By October, plans were finalized for the delivery of some 5,000 tonnes of cement from Cuba into the island to ease the shortage.
This followed the visit of a team consisting of representatives from the Ministry, the Airports Authority of Jamaica and the Port Authority of Jamaica to Cuba to finalize arrangements for the importation of some 40,000 tonnes of cement, which would arrive into the island on a phased basis.
In making the announcement, Minister Samuda pointed out that a regular supply of 5,000 tonnes of cement should be arriving from Cuba each month totaling the 40,000 tonnes promised.
Meanwhile, to avert possible shortage and to meet the country’s increasing demand for rice in the aftermath of Hurricane Dean, the government imported some 4,000 metric tonnes of rice from Louisiana in the United States in late September.
The Ministry in November, put measures in place to address the scrap metal trade in light of the widespread theft of key private and public sector infrastructure.
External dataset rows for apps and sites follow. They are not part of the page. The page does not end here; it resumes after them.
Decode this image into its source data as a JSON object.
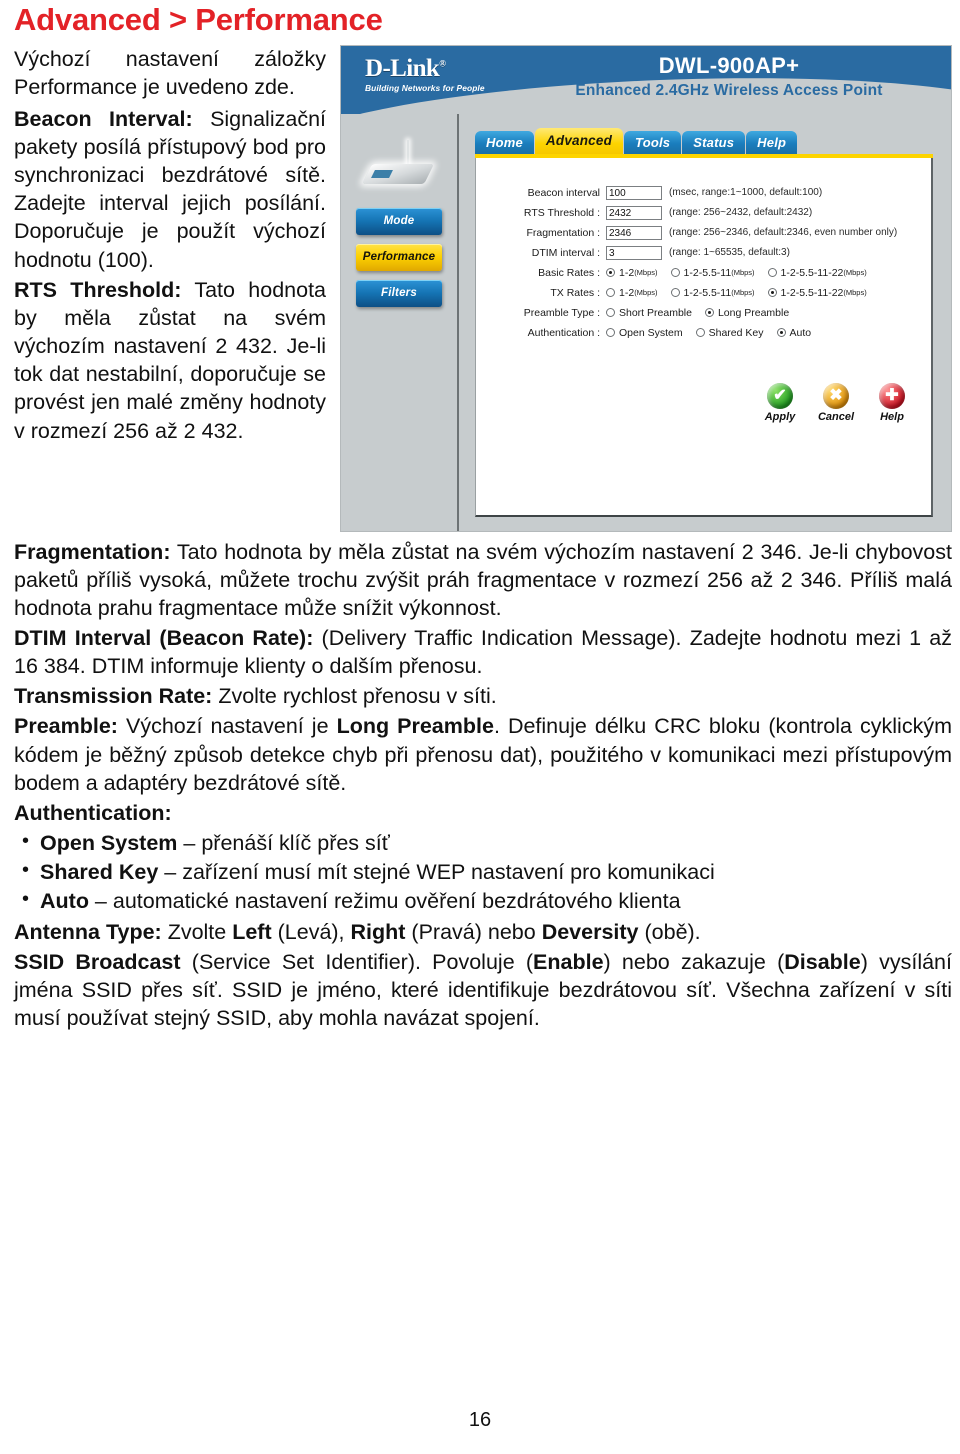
{
  "page": {
    "title": "Advanced > Performance",
    "title_color": "#e32227",
    "folio": "16"
  },
  "screenshot": {
    "brand": "D-Link",
    "brand_registered": "®",
    "brand_tagline": "Building Networks for People",
    "model": "DWL-900AP+",
    "model_subtitle": "Enhanced 2.4GHz Wireless Access Point",
    "device_icon": "access-point-icon",
    "sidebar": [
      {
        "label": "Mode",
        "active": false
      },
      {
        "label": "Performance",
        "active": true
      },
      {
        "label": "Filters",
        "active": false
      }
    ],
    "tabs": [
      {
        "label": "Home",
        "active": false
      },
      {
        "label": "Advanced",
        "active": true
      },
      {
        "label": "Tools",
        "active": false
      },
      {
        "label": "Status",
        "active": false
      },
      {
        "label": "Help",
        "active": false
      }
    ],
    "fields": [
      {
        "label": "Beacon interval",
        "value": "100",
        "hint": "(msec, range:1~1000, default:100)"
      },
      {
        "label": "RTS Threshold :",
        "value": "2432",
        "hint": "(range: 256~2432, default:2432)"
      },
      {
        "label": "Fragmentation :",
        "value": "2346",
        "hint": "(range: 256~2346, default:2346, even number only)"
      },
      {
        "label": "DTIM interval :",
        "value": "3",
        "hint": "(range: 1~65535, default:3)"
      }
    ],
    "radio_rows": [
      {
        "label": "Basic Rates :",
        "options": [
          {
            "text": "1-2",
            "unit": "(Mbps)",
            "selected": true
          },
          {
            "text": "1-2-5.5-11",
            "unit": "(Mbps)",
            "selected": false
          },
          {
            "text": "1-2-5.5-11-22",
            "unit": "(Mbps)",
            "selected": false
          }
        ]
      },
      {
        "label": "TX Rates :",
        "options": [
          {
            "text": "1-2",
            "unit": "(Mbps)",
            "selected": false
          },
          {
            "text": "1-2-5.5-11",
            "unit": "(Mbps)",
            "selected": false
          },
          {
            "text": "1-2-5.5-11-22",
            "unit": "(Mbps)",
            "selected": true
          }
        ]
      },
      {
        "label": "Preamble Type :",
        "options": [
          {
            "text": "Short Preamble",
            "unit": "",
            "selected": false
          },
          {
            "text": "Long Preamble",
            "unit": "",
            "selected": true
          }
        ]
      },
      {
        "label": "Authentication :",
        "options": [
          {
            "text": "Open System",
            "unit": "",
            "selected": false
          },
          {
            "text": "Shared Key",
            "unit": "",
            "selected": false
          },
          {
            "text": "Auto",
            "unit": "",
            "selected": true
          }
        ]
      }
    ],
    "actions": [
      {
        "label": "Apply",
        "icon": "check-circle-icon",
        "glyph": "✔",
        "color": "#1f9c20"
      },
      {
        "label": "Cancel",
        "icon": "x-circle-icon",
        "glyph": "✖",
        "color": "#e08f08"
      },
      {
        "label": "Help",
        "icon": "plus-circle-icon",
        "glyph": "✚",
        "color": "#cc1020"
      }
    ]
  },
  "body": {
    "intro": "Výchozí nastavení záložky Performance je uvedeno zde.",
    "p_beacon_label": "Beacon Interval:",
    "p_beacon_text": " Signalizační pakety posílá přístupový bod pro synchronizaci bezdrátové sítě. Zadejte interval jejich posílání. Doporučuje je použít výchozí hodnotu (100).",
    "p_rts_label": "RTS Threshold:",
    "p_rts_text": " Tato hodnota by měla zůstat na svém výchozím nastavení 2 432. Je-li tok dat nestabilní, doporučuje se provést jen malé změny hodnoty v rozmezí 256 až 2 432.",
    "p_frag_label": "Fragmentation:",
    "p_frag_text": " Tato hodnota by měla zůstat na svém výchozím nastavení 2 346. Je-li chybovost paketů příliš vysoká, můžete trochu zvýšit práh fragmentace v rozmezí 256 až 2 346. Příliš malá hodnota prahu fragmentace může snížit výkonnost.",
    "p_dtim_label": "DTIM Interval (Beacon Rate):",
    "p_dtim_text": " (Delivery Traffic Indication Message). Zadejte hodnotu mezi 1 až 16 384. DTIM informuje klienty o dalším přenosu.",
    "p_tx_label": "Transmission Rate:",
    "p_tx_text": " Zvolte rychlost přenosu v síti.",
    "p_preamble_label": "Preamble:",
    "p_preamble_t1": " Výchozí nastavení je ",
    "p_preamble_b1": "Long Preamble",
    "p_preamble_t2": ". Definuje délku CRC bloku (kontrola cyklickým kódem je běžný způsob detekce chyb při přenosu dat), použitého v komunikaci mezi přístupovým bodem a adaptéry bezdrátové sítě.",
    "p_auth_label": "Authentication:",
    "auth_bullets": [
      {
        "term": "Open System",
        "desc": " – přenáší klíč přes síť"
      },
      {
        "term": "Shared Key",
        "desc": " – zařízení musí mít stejné WEP nastavení pro komunikaci"
      },
      {
        "term": "Auto",
        "desc": " – automatické nastavení režimu ověření bezdrátového klienta"
      }
    ],
    "p_antenna_label": "Antenna Type:",
    "p_antenna_t1": " Zvolte ",
    "p_antenna_b1": "Left",
    "p_antenna_t2": " (Levá), ",
    "p_antenna_b2": "Right",
    "p_antenna_t3": " (Pravá) nebo ",
    "p_antenna_b3": "Deversity",
    "p_antenna_t4": " (obě).",
    "p_ssid_label": "SSID Broadcast",
    "p_ssid_t1": " (Service Set Identifier). Povoluje (",
    "p_ssid_b1": "Enable",
    "p_ssid_t2": ") nebo zakazuje (",
    "p_ssid_b2": "Disable",
    "p_ssid_t3": ") vysílání jména SSID přes síť. SSID je jméno, které identifikuje bezdrátovou síť. Všechna zařízení v síti musí používat stejný SSID, aby mohla navázat spojení."
  }
}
Early in the month, the Trade (Scrap Metal) Regulations 2007 was tabled to monitor and regulate the country’s scrap metal trade.
Minister Samuda outlined that the provisions under the Regulations would include, among other things, fines and penalties for breaches; the licensing of legitimate traders; and the introduction of inspectors to monitor the transporting of scrap metal.
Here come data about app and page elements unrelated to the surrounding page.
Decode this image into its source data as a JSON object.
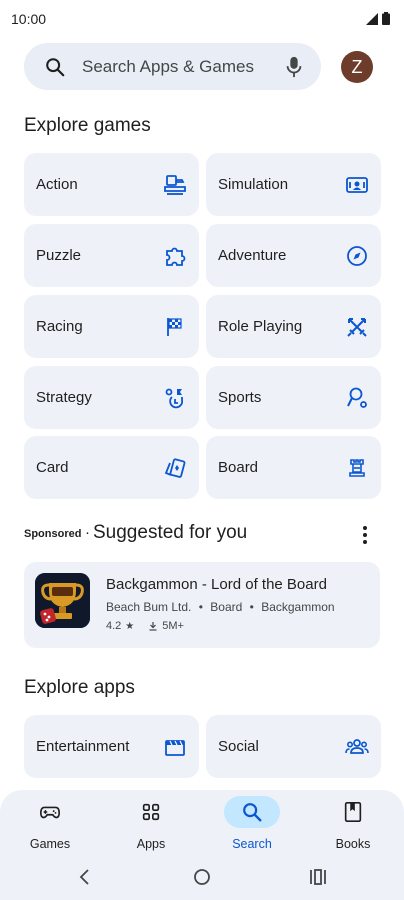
{
  "status": {
    "time": "10:00"
  },
  "search": {
    "placeholder": "Search Apps & Games",
    "avatar_letter": "Z"
  },
  "explore_games": {
    "title": "Explore games",
    "categories": [
      {
        "label": "Action",
        "icon": "controller-joystick-icon"
      },
      {
        "label": "Simulation",
        "icon": "simulation-icon"
      },
      {
        "label": "Puzzle",
        "icon": "puzzle-icon"
      },
      {
        "label": "Adventure",
        "icon": "compass-icon"
      },
      {
        "label": "Racing",
        "icon": "checkered-flag-icon"
      },
      {
        "label": "Role Playing",
        "icon": "crossed-swords-icon"
      },
      {
        "label": "Strategy",
        "icon": "strategy-icon"
      },
      {
        "label": "Sports",
        "icon": "sports-icon"
      },
      {
        "label": "Card",
        "icon": "cards-icon"
      },
      {
        "label": "Board",
        "icon": "rook-icon"
      }
    ]
  },
  "suggested": {
    "sponsored_label": "Sponsored",
    "separator": "·",
    "title": "Suggested for you",
    "app": {
      "name": "Backgammon - Lord of the Board",
      "developer": "Beach Bum Ltd.",
      "category": "Board",
      "subcategory": "Backgammon",
      "meta_separator": "•",
      "rating": "4.2",
      "rating_star": "★",
      "downloads": "5M+"
    }
  },
  "explore_apps": {
    "title": "Explore apps",
    "categories": [
      {
        "label": "Entertainment",
        "icon": "clapperboard-icon"
      },
      {
        "label": "Social",
        "icon": "people-icon"
      }
    ]
  },
  "bottom_nav": {
    "items": [
      {
        "label": "Games",
        "icon": "gamepad-icon",
        "active": false
      },
      {
        "label": "Apps",
        "icon": "apps-grid-icon",
        "active": false
      },
      {
        "label": "Search",
        "icon": "search-icon",
        "active": true
      },
      {
        "label": "Books",
        "icon": "book-icon",
        "active": false
      }
    ]
  },
  "colors": {
    "accent": "#0b57d0",
    "surface": "#eef2f8",
    "search_surface": "#e9eef6",
    "active_pill": "#c2e7ff",
    "avatar_bg": "#6d3c2b"
  }
}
He noted that while there are legitimate players in the industry, it had become necessary for the government to introduce guidelines, as several businesses had reported million-dollar losses as a result of the theft of valuable metals such as telecommunication bridges, manhole covers, railway lines, power lines and conveyor systems.
Another initiative that the Commerce Ministry undertook was fostering and developing the small and medium-sized enterprises.
To this end, the Private Sector Development Programme (PSDP), a unit of the Jamaica Trade and Invest, pledged to provide $200 million in assistance to micro, small and medium-sized businesses, which operate in clusters.
The assistance would be provided to businesses in the targeted sectors of creative industries, tourism, agribusiness and services.
Deputy Programme Manager for the PSDP, Eleanor Henry, said that the organization, earlier this year, adopted a Cluster Sector Initiative as a means of increasing the reach and impact of its funding.
The cluster approach, she said, “is a tried and proven mechanism that works to foster collaboration among various organizations to achieve and establish competitive advantages in local and global markets.”
Meanwhile, the Jamaica Business Development Centre (JBDC) implemented the Productive Integration of Micro-Businesses in Jamaica Project to assist micro-businesses in Jamaica.
The project valued at US$750,000 will be implemented over the next three years and include 14 micro-business co-operatives or networks in the gift and craft and agro-processing sectors.
Aimed at improving the competitiveness of micro businesses across Jamaica, the project would also encourage and foster collaboration among micro-businesses, so that these enterprises could improve the quality and standards of their products to better take advantage of available economic benefits and markets here and abroad.
Additionally, the Jamaica Exporters’ Association (JEA) unveiled intellectual property marks to protect micro, small, and medium producers of goods and services for export.
The certification and collective marks are aimed at providing the entities with intellectual property protection in the global marketplace. They are expected to go a far way in safeguarding the integrity of authentically produced Jamaican goods and services by countering piracy and counterfeiting, as well as ensuring that producers and exporters secure the benefits which can accrue to them.

JIS Social